» Exercise goal
Go over the entries below line by line, copying each one that contains the word "headline".

Data about app and page elements
------
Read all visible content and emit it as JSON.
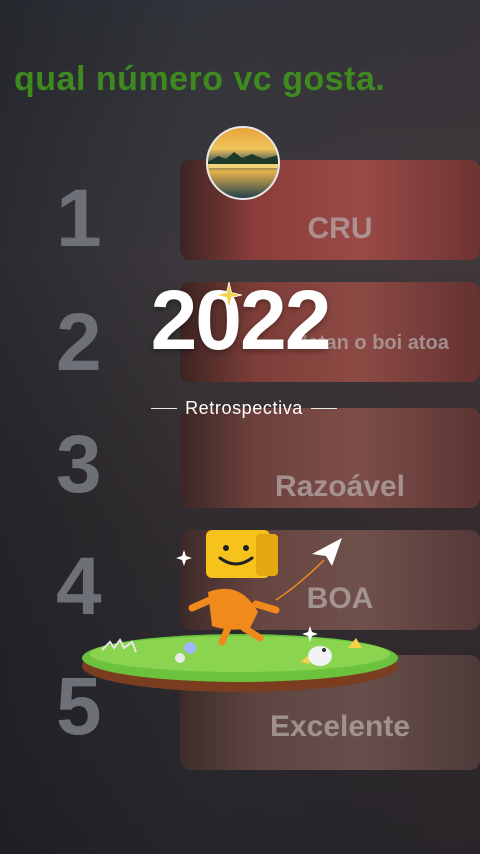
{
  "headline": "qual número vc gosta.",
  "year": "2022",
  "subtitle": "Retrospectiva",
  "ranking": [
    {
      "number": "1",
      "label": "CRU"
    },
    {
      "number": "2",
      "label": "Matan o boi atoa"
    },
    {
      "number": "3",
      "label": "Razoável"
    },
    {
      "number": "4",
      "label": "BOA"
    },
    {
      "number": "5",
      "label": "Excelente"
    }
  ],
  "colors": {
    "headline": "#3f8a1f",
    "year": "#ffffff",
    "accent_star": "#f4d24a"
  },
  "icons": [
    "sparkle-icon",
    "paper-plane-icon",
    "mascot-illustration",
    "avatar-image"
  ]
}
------
» Result of this task
  "headline": "qual número vc gosta.",
    "headline": "#3f8a1f",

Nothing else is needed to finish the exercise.